Circular 9/07 (August 2007) Paperless Trading - Electronic Shipping Solutions


Dear Sirs


Members will recall that the Association issued circulars in 1998 (ref


) and 1999 (ref


) on the subject of paperless trading. The circulars were written at the time of the development of Bolero, a system which intended to replace bills of lading and other paper trade documentation by electronic messages.

As described in the circulars, all International Group clubs introduced a Paperless Trading Endorsement in the 1999 policy year, which is contained in the Addendum to the Rules. The effect of the endorsement, which appears in all Members' terms of entry, is to exclude from normal cover liabilities that arise under paperless trading systems such as Bolero to the extent that they would not have arisen under conventional paper documentation systems. The Association is only able to provide cover for those liabilities which would have arisen if shipments had been made on the basis of conventional paper documentation.

The International Group has, however, maintained a market insurance available for Members participating in Bolero, which provides limited ($50 million) cover for certain P&I liabilities excluded from normal Club cover by the Paperless Trading Endorsement. Members are asked to note that this cover is now also available, on the same terms, for Members who participate in the Electronic Shipping Solutions (ESS) paperless system, which functions in a broadly similar way to Bolero.

Members are reminded that this cover is available upon declaration to the Managers.
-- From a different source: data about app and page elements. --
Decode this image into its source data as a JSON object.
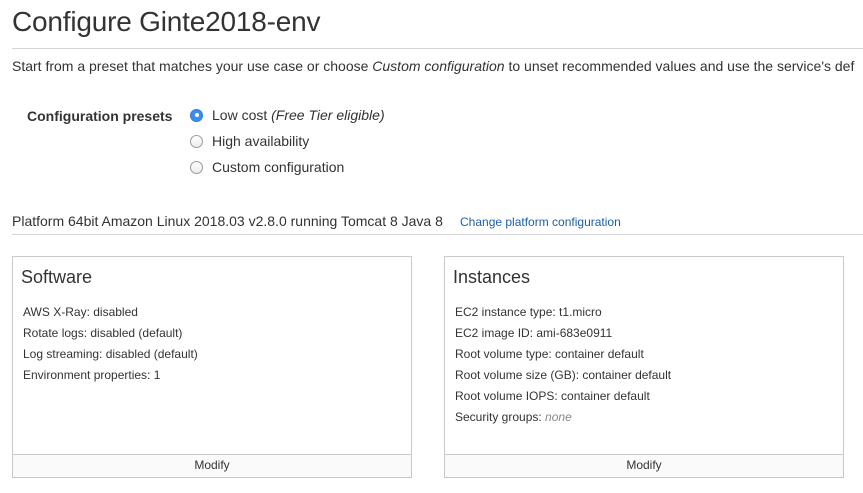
{
  "header": {
    "title": "Configure Ginte2018-env"
  },
  "intro": {
    "part1": "Start from a preset that matches your use case or choose ",
    "emphasis": "Custom configuration",
    "part2": " to unset recommended values and use the service's def"
  },
  "presets": {
    "label": "Configuration presets",
    "options": [
      {
        "label": "Low cost ",
        "note": "(Free Tier eligible)",
        "selected": true
      },
      {
        "label": "High availability",
        "note": "",
        "selected": false
      },
      {
        "label": "Custom configuration",
        "note": "",
        "selected": false
      }
    ]
  },
  "platform": {
    "text": "Platform 64bit Amazon Linux 2018.03 v2.8.0 running Tomcat 8 Java 8",
    "link": "Change platform configuration"
  },
  "software": {
    "title": "Software",
    "lines": [
      "AWS X-Ray: disabled",
      "Rotate logs: disabled (default)",
      "Log streaming: disabled (default)",
      "Environment properties: 1"
    ],
    "modify": "Modify"
  },
  "instances": {
    "title": "Instances",
    "lines": [
      "EC2 instance type: t1.micro",
      "EC2 image ID: ami-683e0911",
      "Root volume type: container default",
      "Root volume size (GB): container default",
      "Root volume IOPS: container default"
    ],
    "security_label": "Security groups: ",
    "security_value": "none",
    "modify": "Modify"
  },
  "colors": {
    "radio_selected": "#3b8ef0",
    "link": "#1c5fa8"
  }
}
It continues to be important therefore that Members who wish to benefit from the cover advise the Managers before commencing use of Bolero or ESS. Further details of Bolero and ESS are available from their websites at



Members should be aware that the Paperless Trading Endorsement is widely drafted and will, for instance, apply to liabilities (other than those which would in any event have arisen under a conventional paper system) arising from a document containing or evidencing a contract of carriage (eg a bill of lading) which is created or transmitted under a paperless system.

The International Group has examined the practice of a carrier electronically transmitting a bill of lading to a shipper, who is then expected to print the bill of lading, and felt that this practice did not constitute use of a paperless system within the scope of the Paperless Trading Endorsement. Nonetheless, Members who are involved in the electronic transmission of bills of lading are recommended to advise the Managers so that the Managers can ensure that P&I cover is not prejudiced.

A similar circular is being sent by the other members of the International Group of P&I Clubs.

Yours faithfully



Staff Author